Bible reading, Prayer, Scripture memorization, Bible studies, devotions, journaling and the like are all things we need to be doing. We hear it constantly from the spiritual among us that without building these habits into our lives we cannot grow in the way God wants us to as believers. I hear others constantly tout their favorite Bible reading plan, boast about how much Scripture they have memorized or muse about the day they are going to publish the journal they have kept faithfully for the last 18 years without missing a day.
Does it take pulling ourselves up by the bootstraps to ensure God can “use us”? Do we have to do things we do not like or be people that we aren’t so that God can use us?
I don’t think so.
After all, Scripture is full of stories of the lives of people who were anything but perfect. Look at Abraham, lying to save his own skin. David a man after God’s own heart, but also an (albeit forgiven) adulterer. Peter, who denied Jesus three times, still couldn’t stay out of trouble after Jesus was gone requiring Paul to confront him about his behavior. And Paul. What about Paul who got in such a fight with Barnabas that the two of them split up and went their separate ways?
Scripture is replete with examples of people who were weak and failed to live up to the “standard” quite often. The gospel itself is for people who can’t live up to the “standard”.
Of course the people who speak to us about the spiritual disciplines are, often times, the same folk who tell us that God is Sovereign over everything, which would include our spiritual growth. If God is really sovereign, then can He not bring circumstances into our lives that cause us to grow the way He wants us to without being perfectionists in our practices of the spiritual disciplines?
Sure He can.
Still, there is room for the case to be made that the spiritual disciplines are helpful and are things that we should pursue. We should read our Bibles, get involved in community, memorize Scripture, pray. These are things that are commanded of us for one thing and they may prevent God from having to use other methods to grow us.
Yet, as is so often done, we have a great tendency to hold these things over each other and use them at best, as measures of our spirituality or at worst, as weapons against each other.
You didn’t get through the whole Bible this year in your Bible reading plan? You only memorized 25 Bible verses this week? You wrote only eleven journal entries (eight of which were about how much you hate journaling) last year? Didn’t you know that so and so got through their whole Bible and they still had time to memorize the whole book of John? After all Jesus has done for you and you couldn’t even get through Genesis in your reading plan?
Feel guilty? You might. But you shouldn’t.
None of these disciplines were ever intended to be used as weapons by others or ourselves to make us feel guilty. Sanctification is a process and that process includes failure. And I’ll tell you something else… I suspect that fully 50% or more of the people who say they do all these things are probably ready to sell you some swamp land in the Everglades. They want you to buy into the games they play and buy their worthless swamp too. A friend of mine calls them the “evangelical jet set and theological sophisticates who look down their noses at those of us who are spiritual mortals.”

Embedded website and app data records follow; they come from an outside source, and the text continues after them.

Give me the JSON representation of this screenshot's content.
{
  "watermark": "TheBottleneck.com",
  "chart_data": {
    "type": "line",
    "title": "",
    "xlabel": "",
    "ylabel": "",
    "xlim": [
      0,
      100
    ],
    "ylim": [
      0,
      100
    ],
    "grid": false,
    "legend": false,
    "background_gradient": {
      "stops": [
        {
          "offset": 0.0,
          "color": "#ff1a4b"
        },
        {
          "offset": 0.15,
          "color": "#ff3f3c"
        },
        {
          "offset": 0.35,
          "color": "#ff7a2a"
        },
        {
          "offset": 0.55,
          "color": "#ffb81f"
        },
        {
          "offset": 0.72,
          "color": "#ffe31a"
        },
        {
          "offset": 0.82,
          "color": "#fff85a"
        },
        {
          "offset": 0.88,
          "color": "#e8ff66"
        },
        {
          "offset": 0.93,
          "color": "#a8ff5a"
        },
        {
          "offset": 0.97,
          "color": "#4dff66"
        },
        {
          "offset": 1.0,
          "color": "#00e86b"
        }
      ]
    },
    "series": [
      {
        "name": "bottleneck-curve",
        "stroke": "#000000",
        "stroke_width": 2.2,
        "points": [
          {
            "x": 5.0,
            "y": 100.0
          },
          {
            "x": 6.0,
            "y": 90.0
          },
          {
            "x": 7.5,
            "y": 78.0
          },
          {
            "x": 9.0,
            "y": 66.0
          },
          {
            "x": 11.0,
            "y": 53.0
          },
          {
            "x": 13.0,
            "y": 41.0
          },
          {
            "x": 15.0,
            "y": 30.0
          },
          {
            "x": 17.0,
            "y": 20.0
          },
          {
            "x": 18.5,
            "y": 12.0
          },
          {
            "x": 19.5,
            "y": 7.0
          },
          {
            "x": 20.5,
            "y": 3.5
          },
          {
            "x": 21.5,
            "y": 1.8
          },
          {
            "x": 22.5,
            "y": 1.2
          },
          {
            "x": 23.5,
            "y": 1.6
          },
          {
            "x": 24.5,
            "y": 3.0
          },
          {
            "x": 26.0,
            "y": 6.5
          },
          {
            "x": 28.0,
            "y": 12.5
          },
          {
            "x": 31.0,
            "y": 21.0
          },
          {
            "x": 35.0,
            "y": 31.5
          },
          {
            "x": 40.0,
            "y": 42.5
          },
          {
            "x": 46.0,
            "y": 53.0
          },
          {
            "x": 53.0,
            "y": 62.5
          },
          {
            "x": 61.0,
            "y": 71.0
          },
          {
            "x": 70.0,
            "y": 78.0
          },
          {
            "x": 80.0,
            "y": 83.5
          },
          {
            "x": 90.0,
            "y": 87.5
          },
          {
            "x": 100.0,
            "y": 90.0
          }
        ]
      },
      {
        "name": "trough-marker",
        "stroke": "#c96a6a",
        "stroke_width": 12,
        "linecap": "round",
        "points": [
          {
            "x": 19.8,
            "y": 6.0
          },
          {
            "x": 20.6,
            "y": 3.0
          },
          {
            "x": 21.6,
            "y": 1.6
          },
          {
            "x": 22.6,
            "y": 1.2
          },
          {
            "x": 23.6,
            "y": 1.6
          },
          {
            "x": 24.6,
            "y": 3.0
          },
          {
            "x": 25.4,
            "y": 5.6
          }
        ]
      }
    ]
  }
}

The question isn’t should we do these things, but is rather, how are we to engage them in a way that leaves room for grace to work in our lives when we do not do them perfectly. And even more important, what is the best form of motivation for doing them?
Over the course of the next few days (or weeks) I’d like to explore these issues in a series I’ve decided to call “Spiritual Disciplines for Slackers.”
Hope you will stick around and join me.
Question: What Spiritual Disciplines do you do? Why do you do them? Have you tried and failed?